Using Little Red Riding Hood as a metaphor for a relationship with a sociopath, this new short book, Narcissists, SOCIOPATHS & Wolves: Lessons From Little Red Riding Hood, highlights the prevalence of sociopaths and why, just like in Little Red Riding Hood, even when we cross paths with a “wolf,” we and others around us (like the nearby woodcutters in the fairy tale) don’t see what is right in front of us—that the wolf is a wolf and that wolves are dangerous. In addition, the book includes some painful realizations that I only came to after writing Husband, Liar, Sociopath—that wolves have insatiable appetites—they are always in need of “fuel” and that I am like Little Red Riding Hood in many ways. I was trained by my family not to recognize the wolves in the world. I was trained to be vulnerable. Why? Because as I’ve continued to heal and understand, I’ve come to the conclusion that my father was a narcissist, and I had been trained to be willing narcissistic fuel.
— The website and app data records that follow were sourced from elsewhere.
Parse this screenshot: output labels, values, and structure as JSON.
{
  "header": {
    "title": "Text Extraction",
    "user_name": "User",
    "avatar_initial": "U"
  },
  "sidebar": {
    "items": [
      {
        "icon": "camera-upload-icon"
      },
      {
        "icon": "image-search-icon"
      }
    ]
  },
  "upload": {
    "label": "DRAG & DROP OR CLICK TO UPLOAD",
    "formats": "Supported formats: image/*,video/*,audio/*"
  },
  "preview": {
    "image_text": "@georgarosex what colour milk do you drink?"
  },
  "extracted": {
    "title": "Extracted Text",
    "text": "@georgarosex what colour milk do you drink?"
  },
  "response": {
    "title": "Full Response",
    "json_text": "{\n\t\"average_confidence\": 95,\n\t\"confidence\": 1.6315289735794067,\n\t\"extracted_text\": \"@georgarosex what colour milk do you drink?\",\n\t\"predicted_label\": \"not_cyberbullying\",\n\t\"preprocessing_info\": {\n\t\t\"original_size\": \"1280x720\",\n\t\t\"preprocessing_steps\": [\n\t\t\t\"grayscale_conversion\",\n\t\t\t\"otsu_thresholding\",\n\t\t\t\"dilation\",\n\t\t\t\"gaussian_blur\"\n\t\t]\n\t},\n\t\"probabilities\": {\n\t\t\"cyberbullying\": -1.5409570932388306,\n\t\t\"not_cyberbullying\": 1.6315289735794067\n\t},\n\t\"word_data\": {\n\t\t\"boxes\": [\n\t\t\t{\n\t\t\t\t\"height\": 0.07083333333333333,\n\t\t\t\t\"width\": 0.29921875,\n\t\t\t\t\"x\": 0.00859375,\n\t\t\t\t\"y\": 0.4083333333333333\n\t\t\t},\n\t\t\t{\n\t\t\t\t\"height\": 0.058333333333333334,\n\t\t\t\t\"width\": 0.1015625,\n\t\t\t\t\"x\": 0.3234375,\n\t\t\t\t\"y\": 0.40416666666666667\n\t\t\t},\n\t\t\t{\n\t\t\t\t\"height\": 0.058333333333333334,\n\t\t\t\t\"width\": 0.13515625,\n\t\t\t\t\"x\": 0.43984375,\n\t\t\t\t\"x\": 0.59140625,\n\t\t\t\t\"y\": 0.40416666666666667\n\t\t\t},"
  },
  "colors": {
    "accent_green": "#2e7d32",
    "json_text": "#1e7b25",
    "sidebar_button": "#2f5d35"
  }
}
When I’ve mentioned this realization to others close to our family, many validate my perceptions and note that it saddened them that it took me so long to understand this. My mother was empathetic and selfless, and sacrificed so much for her relationship with my father, and I was taught to do the same. Why did it take me decades to see this? Perhaps because the realization that a parent loves you, not for yourself, but only for what you can supply to him or her is brutally painful, and because the question, “What can I do and how can I change so someone I love will love me back?” gets woven into the very fabric of your being. You just don’t know how to be any other way.
I needed to understand this so that I would no longer be ruled by it. I wish I had understood the reality of “me” and my family dynamic decades ago. It might have made me aware of my own vulnerabilities to the wolves in the world who would profess to love me.
So that my own painful experience may prevent others from traveling the same road, the final chapter of the new book lists subtle warning signs that you might be in a relationship with a sociopath. I hope it will be a useful supplement to Donna’s very helpful, empirically-based list of Red Flags of Lovefraud. My list is based on my personal experience of the symptoms of being in a long-term relationship with a sociopath. From personal experience, the on-going warning signs can differ from the initial warning signs.
(Click on the picture of the cover for the link to the eBook on Amazon.)